Prior to Waylande Gregory, ceramic sculpture was limited in size due to the tendency for clay to slump after being formed without being supported by an armature of metal or wood. Other methods included sculpting the entire piece in clay and then going back and hollowing out the clay on the inside. This would lead to problems with sagging during firing, and a tendency to crack. As a result, there were many limitations to the prior two techniques.

After he had moved to New Jersey and begun to work with the large kilns at Atlantic Terra Cotta, Gregory began to develop new techniques which made monumental ceramic sculpture possible. By using a honeycomb method of building up the ceramic sculpture from the inside out, similar to the way that wasps build up their nests, he was able to form the sculpture as a self-supporting whole prior to firing, and his sculptures would go through the firing process successfully without cracking. Unlike other ceramicists, who would fire the sculpture to bisque, and then add glaze with a second firing, Gregory would form, glaze, and then fire the sculpture only once for the finished art work.

Gregory never used factory-made glazes, instead grinding and mixing all of the glazes himself, carefully controlling firing temperatures as well as kiln atmosphere to achieve the effects that he desired. Among his innovations are compressing of glaze powder into a crayon for sgraffito, and a patented process for fusing glass and ceramic together in a crackle pattern.[12]
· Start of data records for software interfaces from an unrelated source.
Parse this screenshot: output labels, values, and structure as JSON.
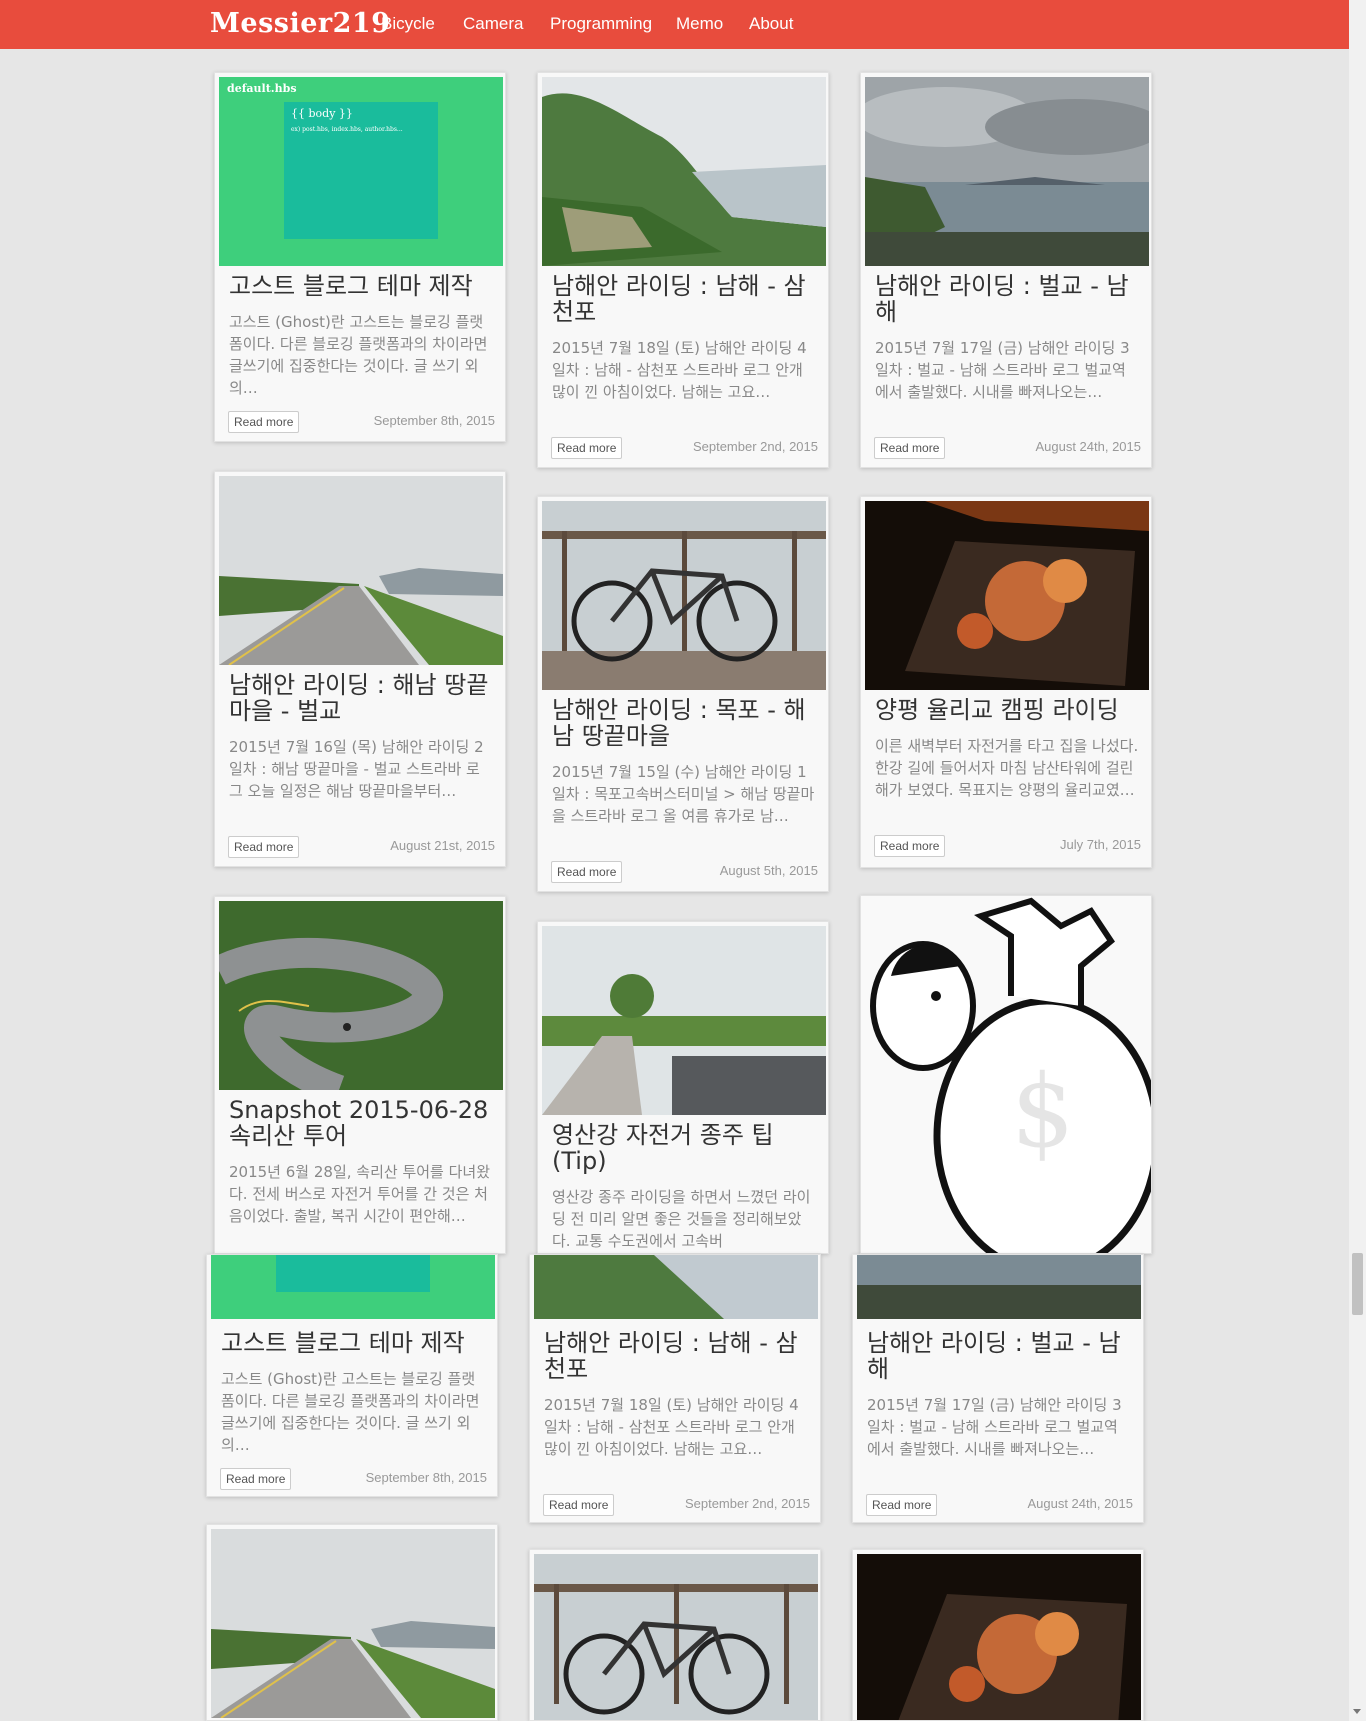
{
  "site": {
    "brand": "Messier219"
  },
  "nav": {
    "items": [
      "Bicycle",
      "Camera",
      "Programming",
      "Memo",
      "About"
    ]
  },
  "posts": [
    {
      "title": "고스트 블로그 테마 제작",
      "excerpt": "고스트 (Ghost)란 고스트는 블로깅 플랫폼이다. 다른 블로깅 플랫폼과의 차이라면 글쓰기에 집중한다는 것이다. 글 쓰기 외의…",
      "read_more": "Read more",
      "date": "September 8th, 2015",
      "image_text": {
        "filename": "default.hbs",
        "body": "{{ body }}",
        "examples": "ex) post.hbs, index.hbs, author.hbs..."
      }
    },
    {
      "title": "남해안 라이딩 : 남해 - 삼천포",
      "excerpt": "2015년 7월 18일 (토) 남해안 라이딩 4일차 : 남해 - 삼천포 스트라바 로그 안개 많이 낀 아침이었다. 남해는 고요…",
      "read_more": "Read more",
      "date": "September 2nd, 2015"
    },
    {
      "title": "남해안 라이딩 : 벌교 - 남해",
      "excerpt": "2015년 7월 17일 (금) 남해안 라이딩 3일차 : 벌교 - 남해 스트라바 로그 벌교역에서 출발했다. 시내를 빠져나오는…",
      "read_more": "Read more",
      "date": "August 24th, 2015"
    },
    {
      "title": "남해안 라이딩 : 해남 땅끝마을 - 벌교",
      "excerpt": "2015년 7월 16일 (목) 남해안 라이딩 2일차 : 해남 땅끝마을 - 벌교 스트라바 로그 오늘 일정은 해남 땅끝마을부터…",
      "read_more": "Read more",
      "date": "August 21st, 2015"
    },
    {
      "title": "남해안 라이딩 : 목포 - 해남 땅끝마을",
      "excerpt": "2015년 7월 15일 (수) 남해안 라이딩 1일차 : 목포고속버스터미널 > 해남 땅끝마을 스트라바 로그 올 여름 휴가로 남…",
      "read_more": "Read more",
      "date": "August 5th, 2015"
    },
    {
      "title": "양평 율리교 캠핑 라이딩",
      "excerpt": "이른 새벽부터 자전거를 타고 집을 나섰다. 한강 길에 들어서자 마침 남산타워에 걸린 해가 보였다. 목표지는 양평의 율리교였…",
      "read_more": "Read more",
      "date": "July 7th, 2015"
    },
    {
      "title": "Snapshot 2015-06-28 속리산 투어",
      "excerpt": "2015년 6월 28일, 속리산 투어를 다녀왔다. 전세 버스로 자전거 투어를 간 것은 처음이었다. 출발, 복귀 시간이 편안해…"
    },
    {
      "title": "영산강 자전거 종주 팁 (Tip)",
      "excerpt": "영산강 종주 라이딩을 하면서 느꼈던 라이딩 전 미리 알면 좋은 것들을 정리해보았다. 교통 수도권에서 고속버"
    }
  ],
  "theme": {
    "accent": "#e84c3d",
    "page_bg": "#e6e6e6",
    "card_bg": "#f8f8f8",
    "ghost_green": "#3ecf7c",
    "ghost_teal": "#1abc9c"
  }
}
References[edit]

  1. ^ a b c Folk, Thomas, "Waylande Gregory," Ceramics Monthly Volume 42, Number 9 (November 1994), pp. 27-32.
  2. ^ Biography of Waylande Gregory; 1905-1971
  3. ^ The Waylande De Santis Gregory Collection at Pittsburg State
  4. ^ http://www.wctimes.com/archives/chgohista122999.html
  5. ^ Missouri Theatre
  6. ^ http://pittnews.blogspot.com/2006/06/workers-return-historic-art-to-stadium.html
  7. ^ Grover-Rokoff, A., Diversions of Keramos, Everson Museum of Art, 1983, pp. 3-24.
  8. ^ See Mark Bassett and Victoria Naumann, Cowan Pottery and the Cleveland School (1997), ISBN 9780764302381.
  9. ^ Weird N.J. # 14
  10. ^ Schack, William “the Sculpture of Waylande Gregory”. Parnassus, Vol. 11, No. 3 (March 1939), pp. 22-24.
  11. ^ Tomlinson, Gerald, Murdered in New Jersey (Rutgers University Press 1994), pp. 98-100.
  12. ^ Gregory, W. C. (1944), Composite glass and ceramic article and method of making—US Pat. 2,357,399

Further reading[edit]